Two years ago IDB hired a new CEO, Ms. Lilach Topilsky. Previously, Topilsky led the operational turnaround in Bank Hapoalim (Israel’s largest bank). Ms. Topilsky developed a strategic plan for the bank which mostly consisted of cost cutting and selling off non-core assets. Through natural attrition and early retirement programs, the plan is already cutting costs and IDB’s sustainable ROE has increased to around 7%. We think that in time sustainable ROE will reach 8% (or higher) which would warrant a 0.9 price to book multiple (80% upside from current prices).
IDB also has non-core assets which provide strong valuation support. We value IDB New-York at about 2.8B ILS (less than book value). We value 72% owned Visa Cal at 1B ILS (10x normalized net income). Excluding these two assets, we find “Core-IDB” trading for just 2.6B ILS which is about one third of book value. A price that is clearly too cheap and should increase as assets are sold and/or ROE improves.
Basket of Large Cap U.S. Financials, including TARP Warrants
The large cap US financial companies in our basket declined as investors were concerned about slower than expected GDP growth, interest rates remaining low for longer than expected, and credit losses from oil & gas companies suffering due to low oil prices. While we share these concerns we view them all as transitory in nature.
The specific details for each bank and insurance company are different, yet the underlying thesis is mostly the same. The large cap financials in the US were all severely hurt in the financial crisis of 2008. Since then they have been working to repair their businesses, reduce risks, simplify operations, and restructure bad loans.
Moreover, the banks in our basket will benefit greatly when interest rates finally increase since they will be able to earn higher returns on assets with only a minor corresponding increase in the cost of their deposit base. For example, if in a few years interest rates are 2% – 3% higher than today then Bank of America and Citibank could earn a 12% – 14% ROE which could justify a 1.6 price to tangible book value multiple (currently about 1.0). Combined with 8% annual book value growth over the next 5 years, this scenario could result in their stock price more than doubling in 5 years.
The above commentary has been excerpted from a letter to clients of Emerging Value Capital Management.

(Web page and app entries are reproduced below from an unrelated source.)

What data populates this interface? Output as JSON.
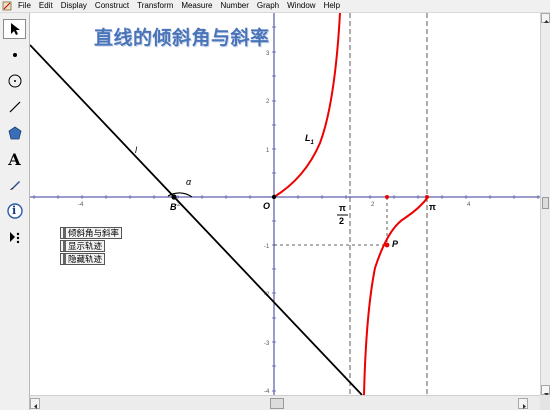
{
  "menu": {
    "items": [
      "File",
      "Edit",
      "Display",
      "Construct",
      "Transform",
      "Measure",
      "Number",
      "Graph",
      "Window",
      "Help"
    ]
  },
  "toolbox": {
    "tools": [
      {
        "name": "arrow",
        "icon": "arrow-select-icon",
        "selected": true
      },
      {
        "name": "point",
        "icon": "point-icon"
      },
      {
        "name": "compass",
        "icon": "compass-circle-icon"
      },
      {
        "name": "straightedge",
        "icon": "segment-icon"
      },
      {
        "name": "polygon",
        "icon": "polygon-icon"
      },
      {
        "name": "text",
        "icon": "text-a-icon",
        "label": "A"
      },
      {
        "name": "marker",
        "icon": "marker-pen-icon"
      },
      {
        "name": "information",
        "icon": "info-icon",
        "label": "i"
      },
      {
        "name": "custom",
        "icon": "custom-tool-icon"
      }
    ]
  },
  "canvas": {
    "title": "直线的倾斜角与斜率",
    "buttons": [
      "倾斜角与斜率",
      "显示轨迹",
      "隐藏轨迹"
    ],
    "labels": {
      "line": "l",
      "angle": "α",
      "point_b": "B",
      "origin": "O",
      "curve": "L",
      "curve_sub": "1",
      "point_p": "P",
      "pi": "π",
      "half_pi_num": "π",
      "half_pi_den": "2"
    },
    "x_ticks": [
      "-4",
      "-2",
      "2",
      "4"
    ],
    "y_ticks": [
      "3",
      "2",
      "1",
      "-1",
      "-2",
      "-3",
      "-4"
    ],
    "colors": {
      "curve": "#ee0000",
      "axes": "#3a3a9a",
      "line": "#000000",
      "title": "#4a74b8"
    }
  }
}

Disclaimer: This document does not constitute an offer to sell or the solicitation of an offer to purchase any security or investment product. Any such offer or solicitation may only be made by means of delivery of an approved confidential offering memorandum. Past results are no guarantee of future results and no representation is made that an investor will or is likely to achieve results similar to those shown. All investments involve risk including the loss of principal. An investment in the Fund may be deemed speculative and is not intended as a complete investment program. It is designed only for sophisticated persons who are able to bear the risk of the substantial impairment or loss of their investment in the Fund. The Fund is designed for investors who do not require regular current income and who can accept a high degree of risk in their investments. Prospective investors should carefully consider the risk factors specified in the Offering Memorandum before making a decision to invest in the Fund.